Entries from a dataset of interfaces:
# # # #
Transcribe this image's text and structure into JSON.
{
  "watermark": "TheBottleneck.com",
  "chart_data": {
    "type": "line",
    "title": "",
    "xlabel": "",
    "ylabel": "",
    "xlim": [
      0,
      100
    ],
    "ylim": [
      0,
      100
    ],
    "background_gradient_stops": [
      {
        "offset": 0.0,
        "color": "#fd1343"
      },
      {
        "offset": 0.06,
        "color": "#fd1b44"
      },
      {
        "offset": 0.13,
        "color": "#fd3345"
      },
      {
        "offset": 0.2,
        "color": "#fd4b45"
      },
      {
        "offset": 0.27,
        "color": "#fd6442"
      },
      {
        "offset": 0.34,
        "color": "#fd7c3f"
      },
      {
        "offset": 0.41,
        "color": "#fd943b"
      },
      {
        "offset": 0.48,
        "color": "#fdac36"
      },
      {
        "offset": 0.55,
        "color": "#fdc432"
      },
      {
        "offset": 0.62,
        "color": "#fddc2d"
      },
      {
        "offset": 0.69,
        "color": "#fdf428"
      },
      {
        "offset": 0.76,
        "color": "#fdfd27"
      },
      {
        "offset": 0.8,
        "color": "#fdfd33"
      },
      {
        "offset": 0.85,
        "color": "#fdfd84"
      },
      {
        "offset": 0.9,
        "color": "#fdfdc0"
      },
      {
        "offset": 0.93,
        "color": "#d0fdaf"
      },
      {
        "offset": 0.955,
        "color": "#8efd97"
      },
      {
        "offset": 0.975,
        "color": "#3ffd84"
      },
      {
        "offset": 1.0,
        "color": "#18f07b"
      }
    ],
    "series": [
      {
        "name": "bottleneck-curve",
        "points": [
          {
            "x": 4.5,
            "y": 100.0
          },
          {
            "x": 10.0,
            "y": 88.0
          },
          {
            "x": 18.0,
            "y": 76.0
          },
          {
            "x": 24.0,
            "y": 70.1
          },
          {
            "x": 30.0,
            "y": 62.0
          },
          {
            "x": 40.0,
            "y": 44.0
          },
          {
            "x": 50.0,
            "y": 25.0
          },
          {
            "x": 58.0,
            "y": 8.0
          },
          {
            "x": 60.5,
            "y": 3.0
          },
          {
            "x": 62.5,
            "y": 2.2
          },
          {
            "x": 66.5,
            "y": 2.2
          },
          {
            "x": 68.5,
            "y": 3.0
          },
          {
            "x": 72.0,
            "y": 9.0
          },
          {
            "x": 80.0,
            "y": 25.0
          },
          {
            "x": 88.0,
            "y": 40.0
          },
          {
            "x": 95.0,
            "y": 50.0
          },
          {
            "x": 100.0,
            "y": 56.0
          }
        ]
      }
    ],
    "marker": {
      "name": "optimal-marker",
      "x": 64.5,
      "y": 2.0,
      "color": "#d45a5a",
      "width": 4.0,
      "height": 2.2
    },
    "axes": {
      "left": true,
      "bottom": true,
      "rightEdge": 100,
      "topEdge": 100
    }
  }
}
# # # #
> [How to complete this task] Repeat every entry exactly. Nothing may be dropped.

> [The answer]
Transcribe this image's text and structure into JSON.
{
  "watermark": "TheBottleneck.com",
  "chart_data": {
    "type": "line",
    "title": "",
    "xlabel": "",
    "ylabel": "",
    "xlim": [
      0,
      100
    ],
    "ylim": [
      0,
      100
    ],
    "background_gradient_stops": [
      {
        "offset": 0.0,
        "color": "#fd1343"
      },
      {
        "offset": 0.06,
        "color": "#fd1b44"
      },
      {
        "offset": 0.13,
        "color": "#fd3345"
      },
      {
        "offset": 0.2,
        "color": "#fd4b45"
      },
      {
        "offset": 0.27,
        "color": "#fd6442"
      },
      {
        "offset": 0.34,
        "color": "#fd7c3f"
      },
      {
        "offset": 0.41,
        "color": "#fd943b"
      },
      {
        "offset": 0.48,
        "color": "#fdac36"
      },
      {
        "offset": 0.55,
        "color": "#fdc432"
      },
      {
        "offset": 0.62,
        "color": "#fddc2d"
      },
      {
        "offset": 0.69,
        "color": "#fdf428"
      },
      {
        "offset": 0.76,
        "color": "#fdfd27"
      },
      {
        "offset": 0.8,
        "color": "#fdfd33"
      },
      {
        "offset": 0.85,
        "color": "#fdfd84"
      },
      {
        "offset": 0.9,
        "color": "#fdfdc0"
      },
      {
        "offset": 0.93,
        "color": "#d0fdaf"
      },
      {
        "offset": 0.955,
        "color": "#8efd97"
      },
      {
        "offset": 0.975,
        "color": "#3ffd84"
      },
      {
        "offset": 1.0,
        "color": "#18f07b"
      }
    ],
    "series": [
      {
        "name": "bottleneck-curve",
        "points": [
          {
            "x": 4.5,
            "y": 100.0
          },
          {
            "x": 10.0,
            "y": 88.0
          },
          {
            "x": 18.0,
            "y": 76.0
          },
          {
            "x": 24.0,
            "y": 70.1
          },
          {
            "x": 30.0,
            "y": 62.0
          },
          {
            "x": 40.0,
            "y": 44.0
          },
          {
            "x": 50.0,
            "y": 25.0
          },
          {
            "x": 58.0,
            "y": 8.0
          },
          {
            "x": 60.5,
            "y": 3.0
          },
          {
            "x": 62.5,
            "y": 2.2
          },
          {
            "x": 66.5,
            "y": 2.2
          },
          {
            "x": 68.5,
            "y": 3.0
          },
          {
            "x": 72.0,
            "y": 9.0
          },
          {
            "x": 80.0,
            "y": 25.0
          },
          {
            "x": 88.0,
            "y": 40.0
          },
          {
            "x": 95.0,
            "y": 50.0
          },
          {
            "x": 100.0,
            "y": 56.0
          }
        ]
      }
    ],
    "marker": {
      "name": "optimal-marker",
      "x": 64.5,
      "y": 2.0,
      "color": "#d45a5a",
      "width": 4.0,
      "height": 2.2
    },
    "axes": {
      "left": true,
      "bottom": true,
      "rightEdge": 100,
      "topEdge": 100
    }
  }
}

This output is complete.